Since pictures are not wanted, repeat only the text of the records, word for word.

☆ ☆ ☆ ☆ ☆

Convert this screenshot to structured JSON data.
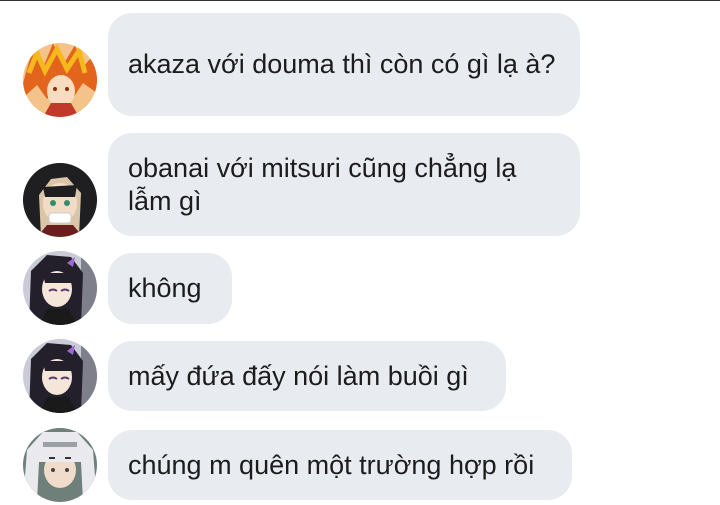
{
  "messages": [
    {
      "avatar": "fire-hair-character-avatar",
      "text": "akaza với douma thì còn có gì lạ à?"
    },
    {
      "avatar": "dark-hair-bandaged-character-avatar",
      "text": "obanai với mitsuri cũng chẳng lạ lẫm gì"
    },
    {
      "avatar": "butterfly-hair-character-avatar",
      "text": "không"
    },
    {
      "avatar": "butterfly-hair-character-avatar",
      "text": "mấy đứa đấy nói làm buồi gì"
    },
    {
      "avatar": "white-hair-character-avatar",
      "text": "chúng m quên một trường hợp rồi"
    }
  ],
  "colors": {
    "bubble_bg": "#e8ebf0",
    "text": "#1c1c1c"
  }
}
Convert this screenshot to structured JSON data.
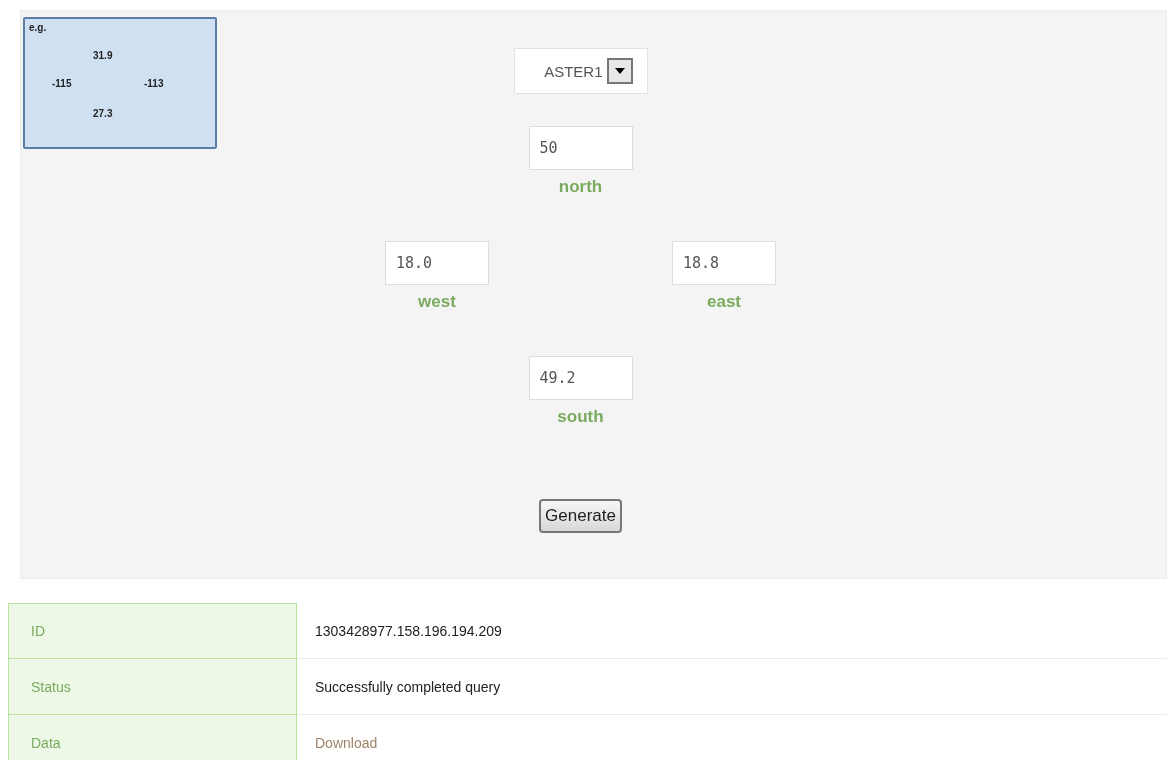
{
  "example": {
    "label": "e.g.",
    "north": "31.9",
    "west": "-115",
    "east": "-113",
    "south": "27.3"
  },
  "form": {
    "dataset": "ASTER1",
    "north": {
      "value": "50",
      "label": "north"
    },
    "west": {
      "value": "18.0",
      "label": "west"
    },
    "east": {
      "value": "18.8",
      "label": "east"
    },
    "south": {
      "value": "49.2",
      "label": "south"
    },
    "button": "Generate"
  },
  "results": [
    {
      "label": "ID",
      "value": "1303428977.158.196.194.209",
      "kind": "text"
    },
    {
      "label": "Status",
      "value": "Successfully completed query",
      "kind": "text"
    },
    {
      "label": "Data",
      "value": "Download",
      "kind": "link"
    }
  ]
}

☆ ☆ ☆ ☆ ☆

**SOLUTION TO THIS PROBLEM:**
Convert this screenshot to structured JSON data.
{
  "messages": [
    {
      "avatar": "fire-hair-character-avatar",
      "text": "akaza với douma thì còn có gì lạ à?"
    },
    {
      "avatar": "dark-hair-bandaged-character-avatar",
      "text": "obanai với mitsuri cũng chẳng lạ lẫm gì"
    },
    {
      "avatar": "butterfly-hair-character-avatar",
      "text": "không"
    },
    {
      "avatar": "butterfly-hair-character-avatar",
      "text": "mấy đứa đấy nói làm buồi gì"
    },
    {
      "avatar": "white-hair-character-avatar",
      "text": "chúng m quên một trường hợp rồi"
    }
  ],
  "colors": {
    "bubble_bg": "#e8ebf0",
    "text": "#1c1c1c"
  }
}
Convert this screenshot to structured JSON data.
{
  "example": {
    "label": "e.g.",
    "north": "31.9",
    "west": "-115",
    "east": "-113",
    "south": "27.3"
  },
  "form": {
    "dataset": "ASTER1",
    "north": {
      "value": "50",
      "label": "north"
    },
    "west": {
      "value": "18.0",
      "label": "west"
    },
    "east": {
      "value": "18.8",
      "label": "east"
    },
    "south": {
      "value": "49.2",
      "label": "south"
    },
    "button": "Generate"
  },
  "results": [
    {
      "label": "ID",
      "value": "1303428977.158.196.194.209",
      "kind": "text"
    },
    {
      "label": "Status",
      "value": "Successfully completed query",
      "kind": "text"
    },
    {
      "label": "Data",
      "value": "Download",
      "kind": "link"
    }
  ]
}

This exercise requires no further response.